Try it = With the pictures omitted, write out the entries that follow exactly as they stand.

(Data records for software interfaces)
☆ ☆ ☆ ☆ ☆

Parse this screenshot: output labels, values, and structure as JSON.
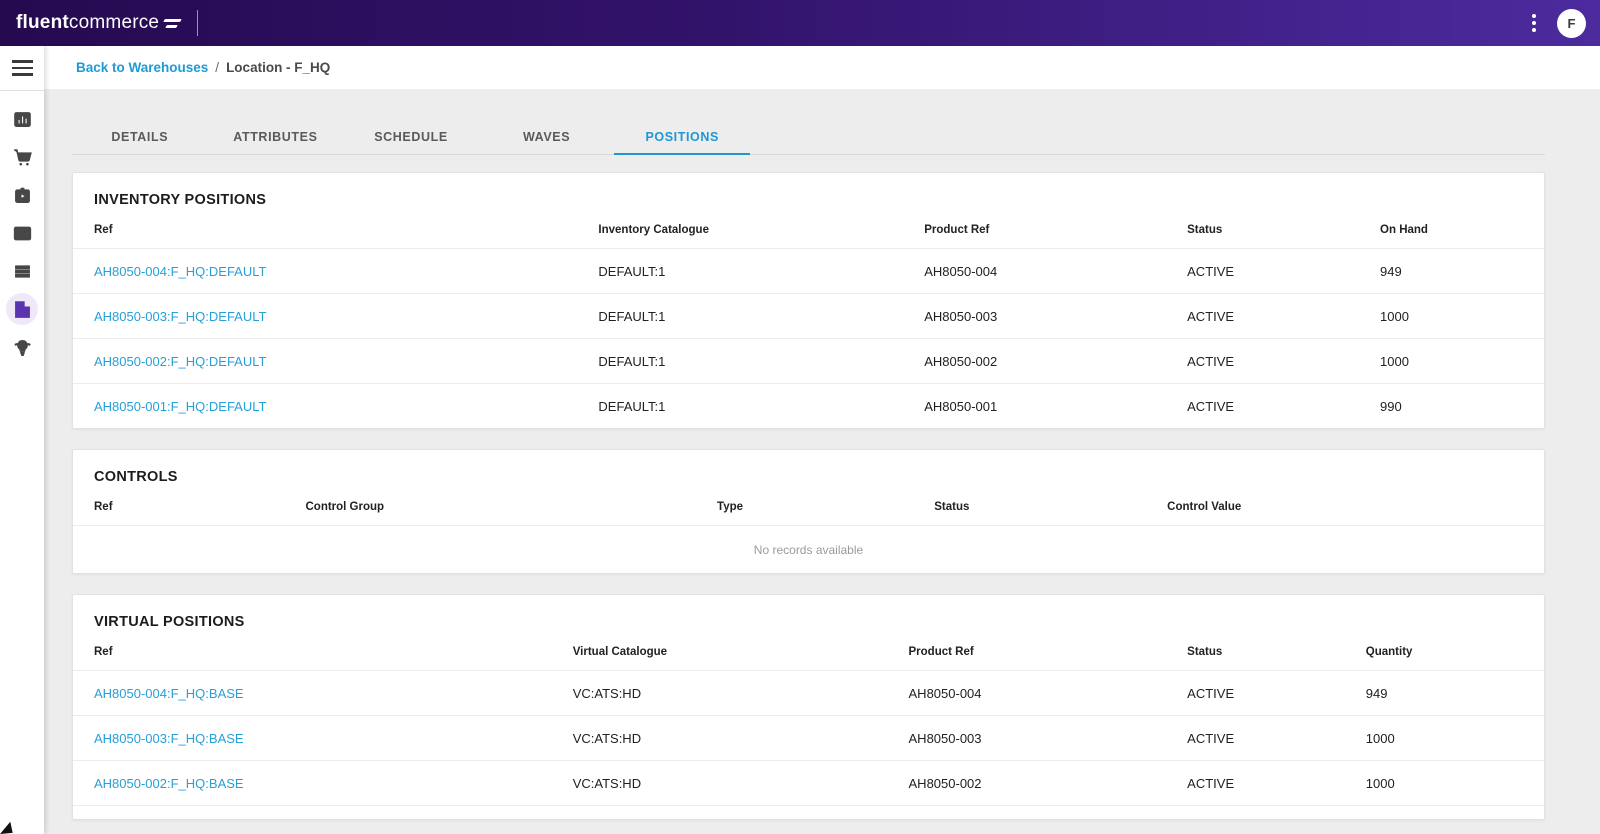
{
  "appbar": {
    "brand_bold": "fluent",
    "brand_light": "commerce",
    "avatar_initial": "F"
  },
  "breadcrumb": {
    "link": "Back to Warehouses",
    "separator": "/",
    "current": "Location - F_HQ"
  },
  "sidebar": {
    "items": [
      {
        "name": "analytics"
      },
      {
        "name": "orders"
      },
      {
        "name": "fulfilment"
      },
      {
        "name": "payments"
      },
      {
        "name": "inventory"
      },
      {
        "name": "locations",
        "active": true
      },
      {
        "name": "insights"
      }
    ]
  },
  "tabs": {
    "items": [
      "DETAILS",
      "ATTRIBUTES",
      "SCHEDULE",
      "WAVES",
      "POSITIONS"
    ],
    "active": "POSITIONS"
  },
  "colors": {
    "header_gradient_start": "#250a50",
    "header_gradient_end": "#4c2b9e",
    "accent_blue": "#2196d3",
    "link_blue": "#279fd9",
    "active_sidebar_purple": "#5b35af",
    "page_background": "#ededee"
  },
  "inventory_positions": {
    "title": "INVENTORY POSITIONS",
    "columns": {
      "c1": "Ref",
      "c2": "Inventory Catalogue",
      "c3": "Product Ref",
      "c4": "Status",
      "c5": "On Hand"
    },
    "rows": [
      {
        "ref": "AH8050-004:F_HQ:DEFAULT",
        "catalogue": "DEFAULT:1",
        "product_ref": "AH8050-004",
        "status": "ACTIVE",
        "on_hand": "949"
      },
      {
        "ref": "AH8050-003:F_HQ:DEFAULT",
        "catalogue": "DEFAULT:1",
        "product_ref": "AH8050-003",
        "status": "ACTIVE",
        "on_hand": "1000"
      },
      {
        "ref": "AH8050-002:F_HQ:DEFAULT",
        "catalogue": "DEFAULT:1",
        "product_ref": "AH8050-002",
        "status": "ACTIVE",
        "on_hand": "1000"
      },
      {
        "ref": "AH8050-001:F_HQ:DEFAULT",
        "catalogue": "DEFAULT:1",
        "product_ref": "AH8050-001",
        "status": "ACTIVE",
        "on_hand": "990"
      }
    ]
  },
  "controls": {
    "title": "CONTROLS",
    "columns": {
      "c1": "Ref",
      "c2": "Control Group",
      "c3": "Type",
      "c4": "Status",
      "c5": "Control Value"
    },
    "empty_message": "No records available"
  },
  "virtual_positions": {
    "title": "VIRTUAL POSITIONS",
    "columns": {
      "c1": "Ref",
      "c2": "Virtual Catalogue",
      "c3": "Product Ref",
      "c4": "Status",
      "c5": "Quantity"
    },
    "rows": [
      {
        "ref": "AH8050-004:F_HQ:BASE",
        "catalogue": "VC:ATS:HD",
        "product_ref": "AH8050-004",
        "status": "ACTIVE",
        "qty": "949"
      },
      {
        "ref": "AH8050-003:F_HQ:BASE",
        "catalogue": "VC:ATS:HD",
        "product_ref": "AH8050-003",
        "status": "ACTIVE",
        "qty": "1000"
      },
      {
        "ref": "AH8050-002:F_HQ:BASE",
        "catalogue": "VC:ATS:HD",
        "product_ref": "AH8050-002",
        "status": "ACTIVE",
        "qty": "1000"
      }
    ]
  }
}
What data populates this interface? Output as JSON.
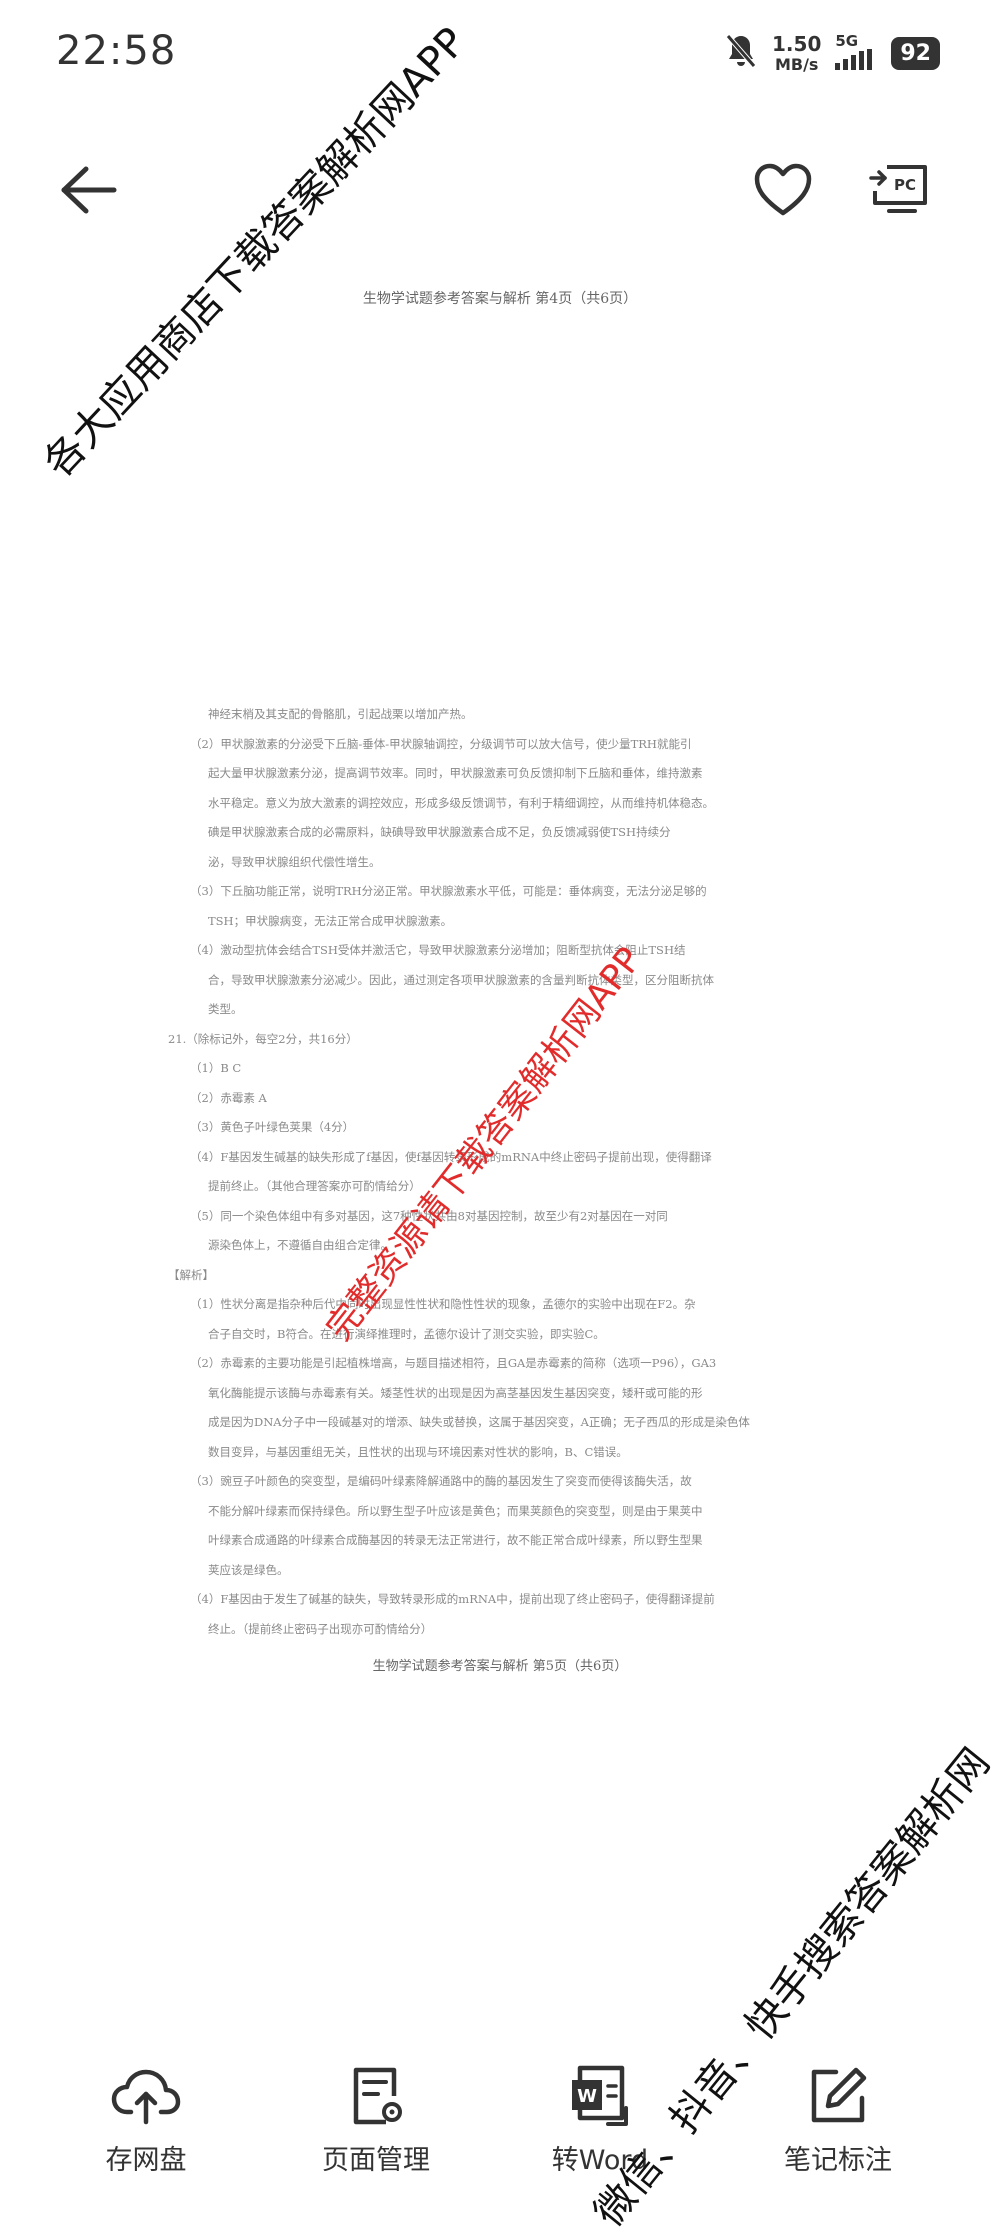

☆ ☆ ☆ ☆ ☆

Solution to this problem =
Parse this screenshot: output labels, values, and structure as JSON.
{
  "appbar": {
    "brand_bold": "fluent",
    "brand_light": "commerce",
    "avatar_initial": "F"
  },
  "breadcrumb": {
    "link": "Back to Warehouses",
    "separator": "/",
    "current": "Location - F_HQ"
  },
  "sidebar": {
    "items": [
      {
        "name": "analytics"
      },
      {
        "name": "orders"
      },
      {
        "name": "fulfilment"
      },
      {
        "name": "payments"
      },
      {
        "name": "inventory"
      },
      {
        "name": "locations",
        "active": true
      },
      {
        "name": "insights"
      }
    ]
  },
  "tabs": {
    "items": [
      "DETAILS",
      "ATTRIBUTES",
      "SCHEDULE",
      "WAVES",
      "POSITIONS"
    ],
    "active": "POSITIONS"
  },
  "colors": {
    "header_gradient_start": "#250a50",
    "header_gradient_end": "#4c2b9e",
    "accent_blue": "#2196d3",
    "link_blue": "#279fd9",
    "active_sidebar_purple": "#5b35af",
    "page_background": "#ededee"
  },
  "inventory_positions": {
    "title": "INVENTORY POSITIONS",
    "columns": {
      "c1": "Ref",
      "c2": "Inventory Catalogue",
      "c3": "Product Ref",
      "c4": "Status",
      "c5": "On Hand"
    },
    "rows": [
      {
        "ref": "AH8050-004:F_HQ:DEFAULT",
        "catalogue": "DEFAULT:1",
        "product_ref": "AH8050-004",
        "status": "ACTIVE",
        "on_hand": "949"
      },
      {
        "ref": "AH8050-003:F_HQ:DEFAULT",
        "catalogue": "DEFAULT:1",
        "product_ref": "AH8050-003",
        "status": "ACTIVE",
        "on_hand": "1000"
      },
      {
        "ref": "AH8050-002:F_HQ:DEFAULT",
        "catalogue": "DEFAULT:1",
        "product_ref": "AH8050-002",
        "status": "ACTIVE",
        "on_hand": "1000"
      },
      {
        "ref": "AH8050-001:F_HQ:DEFAULT",
        "catalogue": "DEFAULT:1",
        "product_ref": "AH8050-001",
        "status": "ACTIVE",
        "on_hand": "990"
      }
    ]
  },
  "controls": {
    "title": "CONTROLS",
    "columns": {
      "c1": "Ref",
      "c2": "Control Group",
      "c3": "Type",
      "c4": "Status",
      "c5": "Control Value"
    },
    "empty_message": "No records available"
  },
  "virtual_positions": {
    "title": "VIRTUAL POSITIONS",
    "columns": {
      "c1": "Ref",
      "c2": "Virtual Catalogue",
      "c3": "Product Ref",
      "c4": "Status",
      "c5": "Quantity"
    },
    "rows": [
      {
        "ref": "AH8050-004:F_HQ:BASE",
        "catalogue": "VC:ATS:HD",
        "product_ref": "AH8050-004",
        "status": "ACTIVE",
        "qty": "949"
      },
      {
        "ref": "AH8050-003:F_HQ:BASE",
        "catalogue": "VC:ATS:HD",
        "product_ref": "AH8050-003",
        "status": "ACTIVE",
        "qty": "1000"
      },
      {
        "ref": "AH8050-002:F_HQ:BASE",
        "catalogue": "VC:ATS:HD",
        "product_ref": "AH8050-002",
        "status": "ACTIVE",
        "qty": "1000"
      }
    ]
  }
}
What data populates this interface? Output as JSON.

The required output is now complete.